• [SUPPLIED MATERIAL]:
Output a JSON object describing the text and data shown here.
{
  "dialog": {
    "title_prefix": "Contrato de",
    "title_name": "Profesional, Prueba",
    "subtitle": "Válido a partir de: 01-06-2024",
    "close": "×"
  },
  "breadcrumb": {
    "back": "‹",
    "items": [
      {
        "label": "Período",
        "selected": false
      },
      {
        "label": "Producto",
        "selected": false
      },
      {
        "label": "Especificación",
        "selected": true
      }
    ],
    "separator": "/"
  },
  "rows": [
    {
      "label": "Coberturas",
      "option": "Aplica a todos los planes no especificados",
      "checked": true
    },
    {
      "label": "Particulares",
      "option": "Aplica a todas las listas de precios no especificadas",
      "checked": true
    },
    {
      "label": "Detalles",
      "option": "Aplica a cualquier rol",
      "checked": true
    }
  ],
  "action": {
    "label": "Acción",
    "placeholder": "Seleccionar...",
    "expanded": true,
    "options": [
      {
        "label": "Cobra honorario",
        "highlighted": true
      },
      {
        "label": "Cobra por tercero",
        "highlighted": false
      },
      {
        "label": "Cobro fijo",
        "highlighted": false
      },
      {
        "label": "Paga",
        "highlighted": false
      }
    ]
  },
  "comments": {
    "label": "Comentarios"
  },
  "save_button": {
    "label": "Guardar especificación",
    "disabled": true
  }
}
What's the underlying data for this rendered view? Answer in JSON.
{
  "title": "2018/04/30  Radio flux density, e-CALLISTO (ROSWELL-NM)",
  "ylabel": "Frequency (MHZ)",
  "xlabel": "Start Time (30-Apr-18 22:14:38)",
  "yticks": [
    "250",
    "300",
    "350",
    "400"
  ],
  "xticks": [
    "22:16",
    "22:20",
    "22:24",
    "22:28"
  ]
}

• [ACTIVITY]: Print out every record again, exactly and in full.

• [ANSWER BOX]:
Output a JSON object describing the text and data shown here.
{
  "dialog": {
    "title_prefix": "Contrato de",
    "title_name": "Profesional, Prueba",
    "subtitle": "Válido a partir de: 01-06-2024",
    "close": "×"
  },
  "breadcrumb": {
    "back": "‹",
    "items": [
      {
        "label": "Período",
        "selected": false
      },
      {
        "label": "Producto",
        "selected": false
      },
      {
        "label": "Especificación",
        "selected": true
      }
    ],
    "separator": "/"
  },
  "rows": [
    {
      "label": "Coberturas",
      "option": "Aplica a todos los planes no especificados",
      "checked": true
    },
    {
      "label": "Particulares",
      "option": "Aplica a todas las listas de precios no especificadas",
      "checked": true
    },
    {
      "label": "Detalles",
      "option": "Aplica a cualquier rol",
      "checked": true
    }
  ],
  "action": {
    "label": "Acción",
    "placeholder": "Seleccionar...",
    "expanded": true,
    "options": [
      {
        "label": "Cobra honorario",
        "highlighted": true
      },
      {
        "label": "Cobra por tercero",
        "highlighted": false
      },
      {
        "label": "Cobro fijo",
        "highlighted": false
      },
      {
        "label": "Paga",
        "highlighted": false
      }
    ]
  },
  "comments": {
    "label": "Comentarios"
  },
  "save_button": {
    "label": "Guardar especificación",
    "disabled": true
  }
}
What's the underlying data for this rendered view? Answer in JSON.
{
  "title": "2018/04/30  Radio flux density, e-CALLISTO (ROSWELL-NM)",
  "ylabel": "Frequency (MHZ)",
  "xlabel": "Start Time (30-Apr-18 22:14:38)",
  "yticks": [
    "250",
    "300",
    "350",
    "400"
  ],
  "xticks": [
    "22:16",
    "22:20",
    "22:24",
    "22:28"
  ]
}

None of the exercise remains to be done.